• Users Online: 88
  • Print this page
  • Email this page
Year : 2019  |  Volume : 6  |  Issue : 1  |  Page : 38-43

Evaluation of “point of care” brain natriuretic peptide level in differentiating between cardiogenic and noncardiogenic acute dyspnea (a hospital-based study)

Department of General Medicine, Institute of Medical Sciences, Banaras Hindu University, Varanasi, Uttar Pradesh, India

Correspondence Address:
Dr. Lalit P Meena
Department of General Medicine, Institute of Medical Sciences, Banaras Hindu University, Varanasi, Uttar Pradesh
Login to access the Email id

Source of Support: None, Conflict of Interest: None

DOI: 10.4103/ami.ami_96_18

Rights and Permissions

Introduction: Acute dyspnea is one of the most common reasons for admission to emergency rooms. It could be due to potentially life-threatening cardiac or respiratory conditions. Differentiation among these three disorders is frequently needed. In the condition of heart failure, where there is clinical need for early and appropriate treatment but no objective method for rapid diagnosis, the potential benefits are enormous for any biomarker that can reliably rule in or rule out this syndrome. Objectives: The objectives of this study are as follows: (i) To evaluate the role of point of care of brain natriuretic peptide (BNP) in acute dyspnea and (ii) To determine the cutoff level of BNP to differentiate between cardiogenic and noncardiogenic causes of dyspnea. Materials and Methods: This was an in-hospital cross-sectional study conducted at a tertiary care center. Patients were evaluated using predetermined performa. All these patients were subjected to routine blood investigations, digital chest X-ray, and 12-lead electrocardiography. At the same time point of care, BNP was done in each patient after obtaining informed written consent. All patients with BNP >100 or clinical suspicion for heart failure underwent two-dimensional echocardiography (ECHO) with color Doppler. Results: A cross-sectional study was conducted on 238 patients presenting with acute dyspnea. Almost all patients with BNP level >415 pg/ml had <45% ejection fraction, but patients with BNP level <415 pg/ml had echocardiographic findings not suggestive of heart failure. Conclusion: This study gives us a reliable cutoff level of 415 pg/ml of BNP which clearly distinguishes between cardiogenic versus noncardiogenic dyspnea.

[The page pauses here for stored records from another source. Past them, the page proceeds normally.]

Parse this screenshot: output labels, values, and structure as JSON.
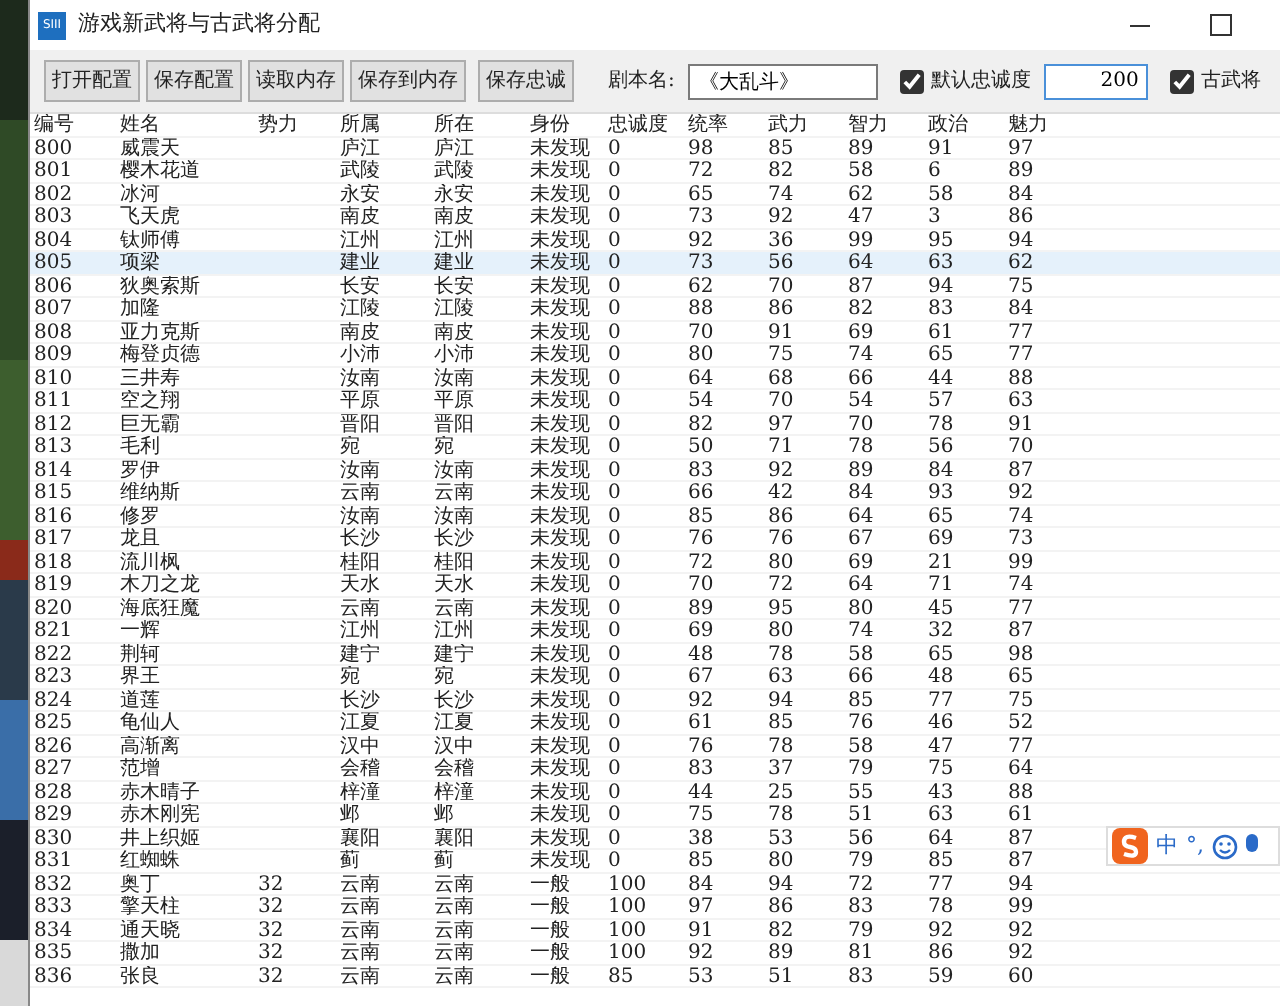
{
  "window": {
    "title": "游戏新武将与古武将分配",
    "app_icon": "SIII"
  },
  "toolbar": {
    "buttons": [
      "打开配置",
      "保存配置",
      "读取内存",
      "保存到内存",
      "保存忠诚"
    ],
    "script_name": {
      "label": "剧本名:",
      "value": "《大乱斗》"
    },
    "default_loyalty": {
      "label": "默认忠诚度",
      "checked": true,
      "value": "200"
    },
    "ancient_generals": {
      "label": "古武将",
      "checked": true
    }
  },
  "table": {
    "columns": [
      "编号",
      "姓名",
      "势力",
      "所属",
      "所在",
      "身份",
      "忠诚度",
      "统率",
      "武力",
      "智力",
      "政治",
      "魅力"
    ],
    "rows": [
      {
        "id": "800",
        "name": "威震天",
        "belongs": "庐江",
        "location": "庐江",
        "status": "未发现",
        "loyalty": "0",
        "command": "98",
        "force": "85",
        "intellect": "89",
        "politics": "91",
        "charm": "97",
        "selected": false
      },
      {
        "id": "801",
        "name": "樱木花道",
        "belongs": "武陵",
        "location": "武陵",
        "status": "未发现",
        "loyalty": "0",
        "command": "72",
        "force": "82",
        "intellect": "58",
        "politics": "6",
        "charm": "89",
        "selected": false
      },
      {
        "id": "802",
        "name": "冰河",
        "belongs": "永安",
        "location": "永安",
        "status": "未发现",
        "loyalty": "0",
        "command": "65",
        "force": "74",
        "intellect": "62",
        "politics": "58",
        "charm": "84",
        "selected": false
      },
      {
        "id": "803",
        "name": "飞天虎",
        "belongs": "南皮",
        "location": "南皮",
        "status": "未发现",
        "loyalty": "0",
        "command": "73",
        "force": "92",
        "intellect": "47",
        "politics": "3",
        "charm": "86",
        "selected": false
      },
      {
        "id": "804",
        "name": "钛师傅",
        "belongs": "江州",
        "location": "江州",
        "status": "未发现",
        "loyalty": "0",
        "command": "92",
        "force": "36",
        "intellect": "99",
        "politics": "95",
        "charm": "94",
        "selected": false
      },
      {
        "id": "805",
        "name": "项梁",
        "belongs": "建业",
        "location": "建业",
        "status": "未发现",
        "loyalty": "0",
        "command": "73",
        "force": "56",
        "intellect": "64",
        "politics": "63",
        "charm": "62",
        "selected": true
      },
      {
        "id": "806",
        "name": "狄奥索斯",
        "belongs": "长安",
        "location": "长安",
        "status": "未发现",
        "loyalty": "0",
        "command": "62",
        "force": "70",
        "intellect": "87",
        "politics": "94",
        "charm": "75",
        "selected": false
      },
      {
        "id": "807",
        "name": "加隆",
        "belongs": "江陵",
        "location": "江陵",
        "status": "未发现",
        "loyalty": "0",
        "command": "88",
        "force": "86",
        "intellect": "82",
        "politics": "83",
        "charm": "84",
        "selected": false
      },
      {
        "id": "808",
        "name": "亚力克斯",
        "belongs": "南皮",
        "location": "南皮",
        "status": "未发现",
        "loyalty": "0",
        "command": "70",
        "force": "91",
        "intellect": "69",
        "politics": "61",
        "charm": "77",
        "selected": false
      },
      {
        "id": "809",
        "name": "梅登贞德",
        "belongs": "小沛",
        "location": "小沛",
        "status": "未发现",
        "loyalty": "0",
        "command": "80",
        "force": "75",
        "intellect": "74",
        "politics": "65",
        "charm": "77",
        "selected": false
      },
      {
        "id": "810",
        "name": "三井寿",
        "belongs": "汝南",
        "location": "汝南",
        "status": "未发现",
        "loyalty": "0",
        "command": "64",
        "force": "68",
        "intellect": "66",
        "politics": "44",
        "charm": "88",
        "selected": false
      },
      {
        "id": "811",
        "name": "空之翔",
        "belongs": "平原",
        "location": "平原",
        "status": "未发现",
        "loyalty": "0",
        "command": "54",
        "force": "70",
        "intellect": "54",
        "politics": "57",
        "charm": "63",
        "selected": false
      },
      {
        "id": "812",
        "name": "巨无霸",
        "belongs": "晋阳",
        "location": "晋阳",
        "status": "未发现",
        "loyalty": "0",
        "command": "82",
        "force": "97",
        "intellect": "70",
        "politics": "78",
        "charm": "91",
        "selected": false
      },
      {
        "id": "813",
        "name": "毛利",
        "belongs": "宛",
        "location": "宛",
        "status": "未发现",
        "loyalty": "0",
        "command": "50",
        "force": "71",
        "intellect": "78",
        "politics": "56",
        "charm": "70",
        "selected": false
      },
      {
        "id": "814",
        "name": "罗伊",
        "belongs": "汝南",
        "location": "汝南",
        "status": "未发现",
        "loyalty": "0",
        "command": "83",
        "force": "92",
        "intellect": "89",
        "politics": "84",
        "charm": "87",
        "selected": false
      },
      {
        "id": "815",
        "name": "维纳斯",
        "belongs": "云南",
        "location": "云南",
        "status": "未发现",
        "loyalty": "0",
        "command": "66",
        "force": "42",
        "intellect": "84",
        "politics": "93",
        "charm": "92",
        "selected": false
      },
      {
        "id": "816",
        "name": "修罗",
        "belongs": "汝南",
        "location": "汝南",
        "status": "未发现",
        "loyalty": "0",
        "command": "85",
        "force": "86",
        "intellect": "64",
        "politics": "65",
        "charm": "74",
        "selected": false
      },
      {
        "id": "817",
        "name": "龙且",
        "belongs": "长沙",
        "location": "长沙",
        "status": "未发现",
        "loyalty": "0",
        "command": "76",
        "force": "76",
        "intellect": "67",
        "politics": "69",
        "charm": "73",
        "selected": false
      },
      {
        "id": "818",
        "name": "流川枫",
        "belongs": "桂阳",
        "location": "桂阳",
        "status": "未发现",
        "loyalty": "0",
        "command": "72",
        "force": "80",
        "intellect": "69",
        "politics": "21",
        "charm": "99",
        "selected": false
      },
      {
        "id": "819",
        "name": "木刀之龙",
        "belongs": "天水",
        "location": "天水",
        "status": "未发现",
        "loyalty": "0",
        "command": "70",
        "force": "72",
        "intellect": "64",
        "politics": "71",
        "charm": "74",
        "selected": false
      },
      {
        "id": "820",
        "name": "海底狂魔",
        "belongs": "云南",
        "location": "云南",
        "status": "未发现",
        "loyalty": "0",
        "command": "89",
        "force": "95",
        "intellect": "80",
        "politics": "45",
        "charm": "77",
        "selected": false
      },
      {
        "id": "821",
        "name": "一辉",
        "belongs": "江州",
        "location": "江州",
        "status": "未发现",
        "loyalty": "0",
        "command": "69",
        "force": "80",
        "intellect": "74",
        "politics": "32",
        "charm": "87",
        "selected": false
      },
      {
        "id": "822",
        "name": "荆轲",
        "belongs": "建宁",
        "location": "建宁",
        "status": "未发现",
        "loyalty": "0",
        "command": "48",
        "force": "78",
        "intellect": "58",
        "politics": "65",
        "charm": "98",
        "selected": false
      },
      {
        "id": "823",
        "name": "界王",
        "belongs": "宛",
        "location": "宛",
        "status": "未发现",
        "loyalty": "0",
        "command": "67",
        "force": "63",
        "intellect": "66",
        "politics": "48",
        "charm": "65",
        "selected": false
      },
      {
        "id": "824",
        "name": "道莲",
        "belongs": "长沙",
        "location": "长沙",
        "status": "未发现",
        "loyalty": "0",
        "command": "92",
        "force": "94",
        "intellect": "85",
        "politics": "77",
        "charm": "75",
        "selected": false
      },
      {
        "id": "825",
        "name": "龟仙人",
        "belongs": "江夏",
        "location": "江夏",
        "status": "未发现",
        "loyalty": "0",
        "command": "61",
        "force": "85",
        "intellect": "76",
        "politics": "46",
        "charm": "52",
        "selected": false
      },
      {
        "id": "826",
        "name": "高渐离",
        "belongs": "汉中",
        "location": "汉中",
        "status": "未发现",
        "loyalty": "0",
        "command": "76",
        "force": "78",
        "intellect": "58",
        "politics": "47",
        "charm": "77",
        "selected": false
      },
      {
        "id": "827",
        "name": "范增",
        "belongs": "会稽",
        "location": "会稽",
        "status": "未发现",
        "loyalty": "0",
        "command": "83",
        "force": "37",
        "intellect": "79",
        "politics": "75",
        "charm": "64",
        "selected": false
      },
      {
        "id": "828",
        "name": "赤木晴子",
        "belongs": "梓潼",
        "location": "梓潼",
        "status": "未发现",
        "loyalty": "0",
        "command": "44",
        "force": "25",
        "intellect": "55",
        "politics": "43",
        "charm": "88",
        "selected": false
      },
      {
        "id": "829",
        "name": "赤木刚宪",
        "belongs": "邺",
        "location": "邺",
        "status": "未发现",
        "loyalty": "0",
        "command": "75",
        "force": "78",
        "intellect": "51",
        "politics": "63",
        "charm": "61",
        "selected": false
      },
      {
        "id": "830",
        "name": "井上织姬",
        "belongs": "襄阳",
        "location": "襄阳",
        "status": "未发现",
        "loyalty": "0",
        "command": "38",
        "force": "53",
        "intellect": "56",
        "politics": "64",
        "charm": "87",
        "selected": false
      },
      {
        "id": "831",
        "name": "红蜘蛛",
        "belongs": "蓟",
        "location": "蓟",
        "status": "未发现",
        "loyalty": "0",
        "command": "85",
        "force": "80",
        "intellect": "79",
        "politics": "85",
        "charm": "87",
        "selected": false
      },
      {
        "id": "832",
        "name": "奥丁",
        "faction": "32",
        "belongs": "云南",
        "location": "云南",
        "status": "一般",
        "loyalty": "100",
        "command": "84",
        "force": "94",
        "intellect": "72",
        "politics": "77",
        "charm": "94",
        "selected": false
      },
      {
        "id": "833",
        "name": "擎天柱",
        "faction": "32",
        "belongs": "云南",
        "location": "云南",
        "status": "一般",
        "loyalty": "100",
        "command": "97",
        "force": "86",
        "intellect": "83",
        "politics": "78",
        "charm": "99",
        "selected": false
      },
      {
        "id": "834",
        "name": "通天晓",
        "faction": "32",
        "belongs": "云南",
        "location": "云南",
        "status": "一般",
        "loyalty": "100",
        "command": "91",
        "force": "82",
        "intellect": "79",
        "politics": "92",
        "charm": "92",
        "selected": false
      },
      {
        "id": "835",
        "name": "撒加",
        "faction": "32",
        "belongs": "云南",
        "location": "云南",
        "status": "一般",
        "loyalty": "100",
        "command": "92",
        "force": "89",
        "intellect": "81",
        "politics": "86",
        "charm": "92",
        "selected": false
      },
      {
        "id": "836",
        "name": "张良",
        "faction": "32",
        "belongs": "云南",
        "location": "云南",
        "status": "一般",
        "loyalty": "85",
        "command": "53",
        "force": "51",
        "intellect": "83",
        "politics": "59",
        "charm": "60",
        "selected": false
      }
    ]
  },
  "ime_toolbar": {
    "mode": "中",
    "punctuation": "°,"
  }
}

Print this article     Email this article
 Next article
 Previous article
 Table of Contents

 Similar in PUBMED
   Search Pubmed for
   Search in Google Scholar for
 Related articles
 Citation Manager
 Access Statistics
 Reader Comments
 Email Alert *
 Add to My List *
 * Requires registration (Free)

 Article Access Statistics
    PDF Downloaded172    
    Comments [Add]    

Recommend this journal